SAGINAW, MICHIGAN, US — Star of the West Milling Co. and The Nature Conservancy (TNC) earlier this month unveiled an innovative, sustainably-grown wheat incentive program for farmers in the Saginaw Valley in Michigan.

The new program will enroll up to 15 wheat farmers who are interested in taking “demonstrable strides” toward improving the sustainability of their farms, Star of the West and TNC said. Specifically, the initiative is focused on improving soil health and resilience, biodiversity and reducing off site impacts from farmland located within the Saginaw Bay watershed.

The program will be available on a first-come, first-serve basis beginning this year and ending in 2024.

“We consider sustainability in everything we do at Star of the West, and we are thrilled to kick off this pilot program in partnership with The Nature Conservancy to help encourage more growers to establish sustainable practices that protect the land and water,” said Lisa Woodke, sustainability director for Star of the West Milling Co. “We expect spots to fill up fast, so I encourage growers who want to take part to contact us soon so they can take advantage of this new program.”

Woodke joined Star of the West in 2019 as sustainability director and earlier this year was recognized by the Michigan AgriBusiness Association and TNC with the 2021 Conservation Excellence AgriBusiness Award. The award recognizes individuals for outstanding achievements in conservation. During her two-plus years with the company she has led several projects, including the installation of solar panels at the company’s Richville, Michigan, US, location, the addition of a pollinator strip at the company’s Emmett, Michigan, US, location, the launch of Airly carbon crackers and the Frankenmuth goat riverbank project.

As part of the new program, TNC will collaborate with Star of the West agronomists on farmer enrollments, farm evaluations and verification of in-field practices. Once the recommended sustainability criteria are implemented and verified, participating growers will be eligible to receive nature-based bonuses at Star of the West when they sell their wheat, the groups said.

The program has the potential to create a market for a certified “sustainably-raised” wheat crop, according to TNC and Star of the West.
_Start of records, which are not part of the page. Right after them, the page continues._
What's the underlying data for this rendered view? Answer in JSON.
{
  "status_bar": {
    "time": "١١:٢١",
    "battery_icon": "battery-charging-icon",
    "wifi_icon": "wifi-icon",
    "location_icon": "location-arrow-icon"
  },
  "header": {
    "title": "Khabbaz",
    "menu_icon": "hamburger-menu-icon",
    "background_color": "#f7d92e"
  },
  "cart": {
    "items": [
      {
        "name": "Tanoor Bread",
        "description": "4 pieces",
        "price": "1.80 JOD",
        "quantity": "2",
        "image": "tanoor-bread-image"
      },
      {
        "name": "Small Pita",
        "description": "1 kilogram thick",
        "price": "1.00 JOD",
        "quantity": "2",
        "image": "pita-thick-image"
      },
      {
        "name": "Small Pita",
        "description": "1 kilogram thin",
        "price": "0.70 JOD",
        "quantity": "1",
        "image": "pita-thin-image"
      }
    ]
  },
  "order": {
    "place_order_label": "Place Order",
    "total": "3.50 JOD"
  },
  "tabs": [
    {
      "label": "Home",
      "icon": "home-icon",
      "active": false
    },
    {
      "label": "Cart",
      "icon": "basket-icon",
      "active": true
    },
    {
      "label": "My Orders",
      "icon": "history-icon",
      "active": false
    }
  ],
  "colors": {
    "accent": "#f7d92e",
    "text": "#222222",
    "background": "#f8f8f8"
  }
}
“This streamlined program will pave the way for wheat farmers in the Saginaw Bay watershed to implement tried-and-true, in-field practices to enhance sustainability, improve soil health and protect drinking water for nearly one million people,” said Ben Wickerham, Saginaw Bay project manager for TNC. “Saginaw Valley growers are critical to Michigan’s economy and overall agricultural diversity, which is why we are excited to partner with local grain processor Star of the West on this unique ‘point-of sale’ incentive program.”